I attended tonight’s public NRC meeting on the expected PSEG site application for a 4th nuclear reactor at Salem County. If you think statewide you might call it a “5th reactor” but this one would be close to Salems 1 and 2 and Hope Creek on Artificial Island. The NRC has been told that PSEG will put in a site approval request before the end of the month.
The highlights in my opinion:
Approval of a site would not mean construction of an actual nuclear reactor is approved. That is a second process. The site approval process will consider cumulative impacts of having four reactors (such as the effect of the warm plume on the river.) The NRC will not consider the operating record of the existing reactors in approving another one. Site approval may take up to two years.
Local politicians of both parties support a new nuclear reactor. This is the jobs issue and also PSEG’s long presence here. Reactor employees and various Chambers of Commerce also support it. Environmental groups (Sierra Club, Unplug Salem, New Jersey Environmental Federation, …) are opposed. None of this is at all surprising. Businesses and politicians think PSEG is a model employer and “good citizen.” Environmental groups think it lies and uses lawyers to evade responsibilities.
One fisherman gave the staggering numbers of fishes killed and suggested PSEG build cooling towers for the two older reactors if they have so much money before trying for another reactor.
Although willing to step up and say PSEG will address traffic concerns, the representative of PSEG was completely unwilling to make any comment on the potential cost.

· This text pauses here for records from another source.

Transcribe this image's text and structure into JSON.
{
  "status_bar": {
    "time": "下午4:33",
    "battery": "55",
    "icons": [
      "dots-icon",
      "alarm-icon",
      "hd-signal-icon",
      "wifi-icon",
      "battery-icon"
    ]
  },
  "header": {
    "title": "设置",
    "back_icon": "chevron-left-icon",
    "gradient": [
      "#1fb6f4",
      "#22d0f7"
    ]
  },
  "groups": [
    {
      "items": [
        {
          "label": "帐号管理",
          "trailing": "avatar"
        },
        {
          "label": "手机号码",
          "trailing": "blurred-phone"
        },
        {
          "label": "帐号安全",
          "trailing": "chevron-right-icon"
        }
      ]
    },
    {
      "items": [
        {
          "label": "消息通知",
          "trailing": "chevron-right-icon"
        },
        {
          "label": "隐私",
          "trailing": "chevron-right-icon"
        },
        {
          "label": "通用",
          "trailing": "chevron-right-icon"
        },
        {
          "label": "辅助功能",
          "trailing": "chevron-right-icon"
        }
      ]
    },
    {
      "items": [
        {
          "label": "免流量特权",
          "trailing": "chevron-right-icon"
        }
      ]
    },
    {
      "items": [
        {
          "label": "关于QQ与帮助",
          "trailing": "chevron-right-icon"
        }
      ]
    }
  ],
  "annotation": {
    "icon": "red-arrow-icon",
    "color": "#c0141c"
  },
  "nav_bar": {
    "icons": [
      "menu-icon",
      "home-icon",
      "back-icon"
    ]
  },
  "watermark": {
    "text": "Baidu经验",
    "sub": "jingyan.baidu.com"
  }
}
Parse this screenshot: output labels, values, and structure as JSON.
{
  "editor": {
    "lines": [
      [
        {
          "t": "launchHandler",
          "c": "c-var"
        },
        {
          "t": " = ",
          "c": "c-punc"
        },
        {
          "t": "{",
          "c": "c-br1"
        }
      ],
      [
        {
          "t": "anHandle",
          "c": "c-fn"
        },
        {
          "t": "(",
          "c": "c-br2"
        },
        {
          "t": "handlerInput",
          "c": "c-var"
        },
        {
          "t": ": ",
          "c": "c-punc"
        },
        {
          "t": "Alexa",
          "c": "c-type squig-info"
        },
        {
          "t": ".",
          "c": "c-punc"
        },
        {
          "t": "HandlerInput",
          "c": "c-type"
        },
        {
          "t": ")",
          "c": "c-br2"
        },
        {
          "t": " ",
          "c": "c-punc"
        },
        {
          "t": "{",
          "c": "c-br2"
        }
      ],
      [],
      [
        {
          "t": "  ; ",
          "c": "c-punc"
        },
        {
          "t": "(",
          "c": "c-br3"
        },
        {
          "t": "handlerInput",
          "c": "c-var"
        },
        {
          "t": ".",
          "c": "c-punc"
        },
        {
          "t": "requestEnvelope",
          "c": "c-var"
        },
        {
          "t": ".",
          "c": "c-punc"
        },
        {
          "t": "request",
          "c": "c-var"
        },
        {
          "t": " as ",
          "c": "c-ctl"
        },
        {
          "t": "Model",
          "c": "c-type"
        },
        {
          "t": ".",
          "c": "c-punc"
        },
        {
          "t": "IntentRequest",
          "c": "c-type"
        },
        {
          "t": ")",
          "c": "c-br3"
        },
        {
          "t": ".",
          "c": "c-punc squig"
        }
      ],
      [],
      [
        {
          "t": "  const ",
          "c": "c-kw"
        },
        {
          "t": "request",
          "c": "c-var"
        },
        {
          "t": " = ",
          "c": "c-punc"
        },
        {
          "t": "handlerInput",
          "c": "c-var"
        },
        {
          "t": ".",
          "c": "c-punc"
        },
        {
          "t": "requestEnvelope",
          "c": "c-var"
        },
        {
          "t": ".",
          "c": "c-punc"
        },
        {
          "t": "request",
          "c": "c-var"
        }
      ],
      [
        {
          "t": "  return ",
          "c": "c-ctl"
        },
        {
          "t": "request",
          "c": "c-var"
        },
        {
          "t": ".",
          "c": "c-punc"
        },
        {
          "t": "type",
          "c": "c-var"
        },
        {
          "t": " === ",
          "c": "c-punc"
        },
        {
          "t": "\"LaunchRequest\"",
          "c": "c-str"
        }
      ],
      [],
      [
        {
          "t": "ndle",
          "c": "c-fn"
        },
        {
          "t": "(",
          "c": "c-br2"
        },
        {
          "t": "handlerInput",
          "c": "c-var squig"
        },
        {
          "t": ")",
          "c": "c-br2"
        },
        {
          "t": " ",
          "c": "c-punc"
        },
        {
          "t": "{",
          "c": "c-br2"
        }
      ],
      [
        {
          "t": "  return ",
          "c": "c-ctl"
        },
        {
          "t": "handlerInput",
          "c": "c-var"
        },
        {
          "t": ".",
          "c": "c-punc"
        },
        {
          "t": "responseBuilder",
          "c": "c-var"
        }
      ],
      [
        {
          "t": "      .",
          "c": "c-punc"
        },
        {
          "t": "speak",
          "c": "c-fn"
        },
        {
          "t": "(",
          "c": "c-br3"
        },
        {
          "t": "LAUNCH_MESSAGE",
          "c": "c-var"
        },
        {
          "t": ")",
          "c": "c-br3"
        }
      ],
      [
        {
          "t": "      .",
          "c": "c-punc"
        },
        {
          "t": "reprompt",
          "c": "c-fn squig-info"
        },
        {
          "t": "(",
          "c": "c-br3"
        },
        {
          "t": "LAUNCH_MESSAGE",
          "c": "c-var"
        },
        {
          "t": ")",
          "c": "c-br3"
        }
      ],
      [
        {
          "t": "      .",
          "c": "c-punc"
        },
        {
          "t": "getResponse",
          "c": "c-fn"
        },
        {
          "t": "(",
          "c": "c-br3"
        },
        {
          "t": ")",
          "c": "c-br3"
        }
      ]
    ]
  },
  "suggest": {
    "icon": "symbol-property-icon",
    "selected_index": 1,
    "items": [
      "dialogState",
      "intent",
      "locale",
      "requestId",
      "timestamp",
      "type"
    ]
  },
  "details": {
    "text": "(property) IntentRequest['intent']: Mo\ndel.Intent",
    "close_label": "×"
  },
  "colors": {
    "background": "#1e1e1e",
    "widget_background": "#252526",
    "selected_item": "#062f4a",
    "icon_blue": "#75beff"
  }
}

They do not, by the way, have to specify a reactor design at this stage.
A longtime Salem County resident reminded everyone that the original promises were cheap — almost free — electricity, only 25 years of operation, and no onsite storage of nuclear waste. None of those promises came true.
In response to a question, the NRC resident inspector said that the 2006 New York Times article on the poor safety record of PSEG at the nuclear plants was “not inaccurate.” He felt they have been improving in recent years. Of course, if the NRC believed the reactors were unsafe they would shut them down, but I don’t think the inspector was fully satisfied. (I think they said 2006, there was also a similar 2004 article.)
There’s a large police presence at these meetings. Guys, it’s not the sixties or seventies anymore. The whole thing was very organized and respectful on all sides. I was slightly late so I missed the beginning. I saw Steve Sweeney afterwards so I reckon he spoke before I got there.